The frontier population was un-churched, with few ministers and priests. Do not automatically assume your Kentucky Catholic ancestors remained with the church, or your Tennessee Scots-Irish ancestors were ever baptized Presbyterian. The “Second Great Awakening” (1790-1830) began to change the un-churched frontier. Congregations were organized, ministers ordained, schools and seminaries established. From these fires were birthed an American Christianity, such as the Stone-Campbell Restoration Movement (Disciples/Christians), and the Cumberland Presbyterian Church. Both had a heavy Scots-Irish membership. In Upstate New York, the revival fires lingered birthing Mormonism (1830), Adventism (1844) and Spiritualism (1848).
Record keeping was affected by the education of the ministers. Among Baptists, the only qualification to preach may have been a “called of God,” and the minister may have been barely literate. Church organization affected records. Some were not organized outside the local congregation, as with Disciples/Christians. Others were home-based such as Spiritualism, where the medium, was often the woman of the house. All of this may or may not have created a paper trail.
Some solutions were brilliantly devised to address frontier life. The Methodists pioneered the circuit rider who would have a set route on horseback. Various communities knew where they fell on the schedule, at which time everybody would turn out. This concept was mimicked by the Swedenborgians and Catholic priests. Circuit riders kept scattered records.
Theology also influenced records. Baptists, Disciples/Christians, Mormons and Adventists, baptized believers eliminating the need for an infant christening. Separate births may or may not have been kept. Membership was counted at the time of the baptism.
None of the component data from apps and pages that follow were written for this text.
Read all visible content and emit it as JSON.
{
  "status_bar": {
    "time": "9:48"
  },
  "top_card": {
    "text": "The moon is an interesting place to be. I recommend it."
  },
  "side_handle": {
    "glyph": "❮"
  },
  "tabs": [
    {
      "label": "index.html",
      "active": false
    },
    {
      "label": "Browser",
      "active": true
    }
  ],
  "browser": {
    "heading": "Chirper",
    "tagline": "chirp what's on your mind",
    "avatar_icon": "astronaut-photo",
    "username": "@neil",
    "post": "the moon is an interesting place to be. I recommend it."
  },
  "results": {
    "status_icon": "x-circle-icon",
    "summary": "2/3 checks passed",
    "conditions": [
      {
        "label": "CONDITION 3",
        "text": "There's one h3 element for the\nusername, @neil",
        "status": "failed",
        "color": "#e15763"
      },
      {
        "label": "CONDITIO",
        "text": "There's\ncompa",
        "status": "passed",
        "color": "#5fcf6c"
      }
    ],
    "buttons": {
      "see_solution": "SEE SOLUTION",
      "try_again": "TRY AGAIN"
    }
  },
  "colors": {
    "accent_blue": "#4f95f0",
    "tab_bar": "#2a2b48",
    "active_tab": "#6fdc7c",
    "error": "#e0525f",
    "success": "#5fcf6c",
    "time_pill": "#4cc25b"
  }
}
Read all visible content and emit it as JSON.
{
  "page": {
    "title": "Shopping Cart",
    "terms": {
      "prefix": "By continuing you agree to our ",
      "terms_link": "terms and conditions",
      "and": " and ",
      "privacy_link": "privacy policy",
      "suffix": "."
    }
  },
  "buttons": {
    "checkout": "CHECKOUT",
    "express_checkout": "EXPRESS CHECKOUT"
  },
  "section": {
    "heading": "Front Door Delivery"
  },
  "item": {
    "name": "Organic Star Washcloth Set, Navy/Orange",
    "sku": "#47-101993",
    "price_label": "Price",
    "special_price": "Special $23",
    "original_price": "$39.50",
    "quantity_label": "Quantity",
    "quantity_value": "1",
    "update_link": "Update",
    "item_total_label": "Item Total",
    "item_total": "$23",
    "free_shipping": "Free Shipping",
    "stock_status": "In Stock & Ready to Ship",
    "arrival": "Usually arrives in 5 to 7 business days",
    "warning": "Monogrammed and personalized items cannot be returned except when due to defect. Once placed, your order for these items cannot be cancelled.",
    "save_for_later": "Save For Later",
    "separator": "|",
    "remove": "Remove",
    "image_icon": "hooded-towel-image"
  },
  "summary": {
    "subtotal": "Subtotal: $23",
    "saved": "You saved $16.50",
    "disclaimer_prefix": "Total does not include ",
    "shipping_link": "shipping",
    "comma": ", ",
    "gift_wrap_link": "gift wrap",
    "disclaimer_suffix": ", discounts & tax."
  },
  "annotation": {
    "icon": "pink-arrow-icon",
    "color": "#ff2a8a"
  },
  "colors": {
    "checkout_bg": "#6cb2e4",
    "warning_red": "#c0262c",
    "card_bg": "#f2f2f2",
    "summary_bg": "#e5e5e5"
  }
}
In frontier research, tax and land records are usually consulted prior to church registers. This does not mean you don’t look at them, they may be just a little further down on the research list.